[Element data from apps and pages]

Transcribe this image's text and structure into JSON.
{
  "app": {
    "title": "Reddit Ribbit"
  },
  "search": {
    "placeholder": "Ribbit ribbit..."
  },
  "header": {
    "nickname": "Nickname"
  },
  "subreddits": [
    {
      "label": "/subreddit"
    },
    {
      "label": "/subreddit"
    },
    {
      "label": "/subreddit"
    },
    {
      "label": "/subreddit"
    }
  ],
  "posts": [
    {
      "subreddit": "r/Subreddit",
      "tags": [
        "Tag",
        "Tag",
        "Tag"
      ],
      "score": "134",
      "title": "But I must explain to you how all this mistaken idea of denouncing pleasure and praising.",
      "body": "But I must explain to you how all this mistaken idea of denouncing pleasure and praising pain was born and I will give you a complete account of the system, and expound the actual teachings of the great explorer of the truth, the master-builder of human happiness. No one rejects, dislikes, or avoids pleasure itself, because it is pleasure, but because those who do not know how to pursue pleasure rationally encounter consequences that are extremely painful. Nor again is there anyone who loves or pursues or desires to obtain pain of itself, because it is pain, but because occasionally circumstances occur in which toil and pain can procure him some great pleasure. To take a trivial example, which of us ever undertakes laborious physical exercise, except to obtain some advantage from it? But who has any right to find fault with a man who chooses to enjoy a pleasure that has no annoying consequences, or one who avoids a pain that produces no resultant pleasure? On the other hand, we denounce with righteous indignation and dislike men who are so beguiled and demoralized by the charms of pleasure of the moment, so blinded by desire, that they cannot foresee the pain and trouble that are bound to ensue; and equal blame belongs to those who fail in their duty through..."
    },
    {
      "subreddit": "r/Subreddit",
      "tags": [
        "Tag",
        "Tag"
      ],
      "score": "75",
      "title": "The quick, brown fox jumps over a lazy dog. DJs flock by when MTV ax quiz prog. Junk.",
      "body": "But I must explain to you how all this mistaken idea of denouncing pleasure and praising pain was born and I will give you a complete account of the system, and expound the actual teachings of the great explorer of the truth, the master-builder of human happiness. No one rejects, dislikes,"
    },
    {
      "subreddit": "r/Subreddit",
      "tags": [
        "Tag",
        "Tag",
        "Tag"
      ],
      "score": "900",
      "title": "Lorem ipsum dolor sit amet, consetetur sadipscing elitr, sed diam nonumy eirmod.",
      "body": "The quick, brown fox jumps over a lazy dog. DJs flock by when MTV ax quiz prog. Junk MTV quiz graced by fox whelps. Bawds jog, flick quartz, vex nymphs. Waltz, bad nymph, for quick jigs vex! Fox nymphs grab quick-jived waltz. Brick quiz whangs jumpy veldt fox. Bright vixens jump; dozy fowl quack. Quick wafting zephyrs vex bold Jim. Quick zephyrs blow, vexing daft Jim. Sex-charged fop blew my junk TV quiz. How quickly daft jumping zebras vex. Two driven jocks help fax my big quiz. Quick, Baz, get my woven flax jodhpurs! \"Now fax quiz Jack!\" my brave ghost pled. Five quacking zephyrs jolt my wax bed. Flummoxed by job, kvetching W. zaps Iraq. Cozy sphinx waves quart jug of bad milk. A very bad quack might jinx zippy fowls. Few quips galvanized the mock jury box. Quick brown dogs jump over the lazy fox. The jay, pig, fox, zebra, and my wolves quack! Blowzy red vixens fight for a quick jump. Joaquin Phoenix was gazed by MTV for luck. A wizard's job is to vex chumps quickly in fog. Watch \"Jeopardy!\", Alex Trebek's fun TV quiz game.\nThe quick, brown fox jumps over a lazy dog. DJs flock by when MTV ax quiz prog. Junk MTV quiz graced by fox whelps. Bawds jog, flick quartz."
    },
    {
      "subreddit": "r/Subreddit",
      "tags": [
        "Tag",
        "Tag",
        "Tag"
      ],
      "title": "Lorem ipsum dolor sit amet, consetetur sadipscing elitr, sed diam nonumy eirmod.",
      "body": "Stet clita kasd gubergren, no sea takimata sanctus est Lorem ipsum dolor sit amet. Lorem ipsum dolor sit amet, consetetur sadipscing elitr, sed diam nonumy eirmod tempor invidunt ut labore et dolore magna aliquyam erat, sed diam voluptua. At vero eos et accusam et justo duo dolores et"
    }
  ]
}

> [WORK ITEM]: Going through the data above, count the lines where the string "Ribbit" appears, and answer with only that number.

> [EXERCISE ANSWER]: 2